I’m not gonna guess at summer roster machinations until this season is over but it would be wise to think Masai will be shopping around to make some changes and save some money and those two players are sure to come up in discussions.
Every time the Raptors make an acquisition of a key defensive player, he is always touted as the one guy who can guard the opposition’s best player. Several years ago, the player talked about in this manner was Terrence Ross. Then, when we acquired Carroll, he replaced Ross as that guy. Now, PJ Tucker is referred to as that guy. My question is, although it’s hard to quantify based on stats, in your opinion is Tucker that much better on the defensive end than Carroll, and subsequently Carroll than Ross, and if so, by how much?
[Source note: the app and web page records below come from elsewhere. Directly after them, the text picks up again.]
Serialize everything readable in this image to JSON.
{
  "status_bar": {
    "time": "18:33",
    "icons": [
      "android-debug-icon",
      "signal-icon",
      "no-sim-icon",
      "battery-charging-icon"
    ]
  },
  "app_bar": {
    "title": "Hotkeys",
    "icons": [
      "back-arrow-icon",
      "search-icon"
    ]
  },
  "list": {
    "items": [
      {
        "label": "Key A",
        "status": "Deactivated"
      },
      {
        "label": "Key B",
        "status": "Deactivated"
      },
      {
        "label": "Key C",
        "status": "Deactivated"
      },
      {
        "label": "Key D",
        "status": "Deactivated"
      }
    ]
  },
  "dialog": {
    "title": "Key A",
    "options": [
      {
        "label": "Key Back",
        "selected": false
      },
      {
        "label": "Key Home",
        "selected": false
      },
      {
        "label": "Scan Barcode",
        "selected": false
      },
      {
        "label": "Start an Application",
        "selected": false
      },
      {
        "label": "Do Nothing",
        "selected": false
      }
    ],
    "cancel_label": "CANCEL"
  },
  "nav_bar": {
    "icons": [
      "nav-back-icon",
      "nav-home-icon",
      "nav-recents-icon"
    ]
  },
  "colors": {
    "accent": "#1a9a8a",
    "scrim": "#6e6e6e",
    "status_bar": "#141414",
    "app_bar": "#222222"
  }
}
As a follow up question, as good as the defensive abilities of the aforementioned players are, they are never mentioned in defensive player of the year talk. How far away are they from the elite defenders of the league, such as Jimmy Butler, Kawhi, and Lebron?
A: It is impossible to quantify. Tucker’s strength, to me, is his ability to guard multiple positions which allows the Raptors to deploy him all over the court and to switch pick and roll stuff which lessens the need to rotate and recover. In that regard, he is better than Carroll and Ross by a mile. Ross didn’t have the size or strength to guard other positions, Carroll doesn’t have the quickness to switch as much.
I don’t think, if you asked NBA people to be honest, that they are that far away from the perceived truly elite.
Q: Hi Doug
I enjoy your column on a daily basis, appreciate the insights and your “even keel” approach in a world that tends to overplay every positive and negative that comes by.
But, and you knew there was a but coming didn’t you, I’m noticing more and more misplaced words, wrong words, missing words, etc., in the stories. For example in today’s column I discovered “how how rewarded” coach Casey was. Was surprised that when Wright drove the baseline you “figured he go all the way to the rim” but changed his mind when he “saw too man bodies”. And I still can’t figure out who else you are referencing in the paragraph when talking about Poeltl when you say “he and Poeltl rebounded”. The kid is good but as far as I know there is only one of him.
Now I may be coming off as an old time nasty grammar nerd, but I know how much you respect your profession of journalism (loved the link to the Jimmy Breslin columns). But I don’t blame you at all. Having spent a good part of my life writing professionally, I know that a writer’s best friend is a proof reader. I also know that the state of journalism today probably doesn’t allow for the expense of proofing copy before its published and I think you and I would agree that is a shame.
So, I’ve got that off my chest and maybe given you something to pass along to the tall foreheads to let them know that people do notice and that it reflects poorly, not on the writer, but on the publication for not allocating appropriate resources.
A: I’m going to take all the heat for Friday’s screw-ups. I re-read like I always do and either didn’t save the changes or missed them all. You’re right, I do take great interest in the use of the language and how correct grammar and spelling have become a lost art. It’s shameful and a pox on our educational system in some ways.
But you’re also right in that newspapers have slashed staff so dramatically that we’ve lost a layer of editing what was vital to our craft.
As a fellow Raps fan, I enjoy your articles and your refreshing spin on sports writing. Keep up the good work.
A: I appreciate the kind words but always keep in mind that the only things I ever cheer for are my stories and easy nights.